In 2008 an experience at the Pilchuck Glass School changed the direction of her art again. She designed several remarkable glass sculptures which were blown and hot sculpted by a prestigious glassblowing team. The fast paced, collaborative experience that Goldfarb had directing the production of her glass sculpture profoundly affected her. The sculpture that she produced on her own had become too slow and tedious to satisfy her. In a bold move she decided to switch gears and return to painting.
Since 2009 she has been painting in earnest, producing a body of work that she is very proud of and is now beginning to exhibit. Some things have remained constant in her work, the focus on the figure and the emotions that the human form provokes, whether in painting or sculpture. Working with the figure in sculpture, in fact, has given her the sure hand that you see in her paintings.
Racial and cultural issues
“My work is figurative, depicting mainly women and girls. Some have called my paintings portraits, and I guess in some ways they are. However, I don’t set out to paint a portrait of a particular person and I don’t use live models. Sometimes I browse photographs of people I don’t know as reference points for paintings. Old black and white snapshots are some of my favorites. The expression on the sitter’s face is often what attracts me; In many of my paintings a lone woman stares solemnly, directly at the viewer. The only narrative in the painting is with the viewer. These women want to engage us, to be seen and understood.
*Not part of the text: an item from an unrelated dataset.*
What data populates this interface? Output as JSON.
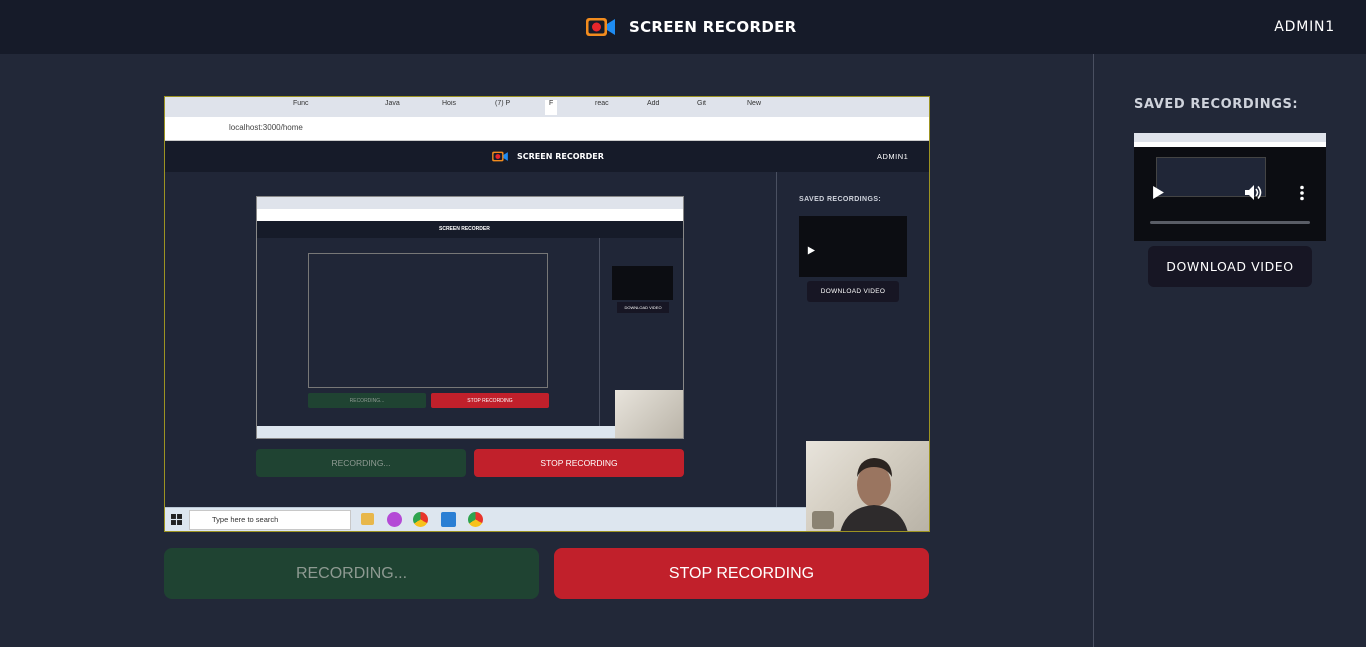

My subjects echo my own feelings. Growing up in the deep South with the yearning to be an artist wasn’t easy. I was a shy child and spent a lot of time alone cultivating my imagination. My latest body of work speaks of my childhood. I grew up around African American women and I admired their strength, courage and determination. My own mother told me she didn’t want me, and I was basically raised by an African-American teenager, my babysitter, who showed me the only love I knew at the time. She was the only source of affection or attention I found in my childhood, and the most profound thing to me about that was that she was so young. The schools were desegregated in my small town when I was in middle school. What I saw and what I experienced personally in those formative years deeply affected me. My intent is to honor these women and children of color and to portray the strength I see in them through my own experience and the resulting paintings.”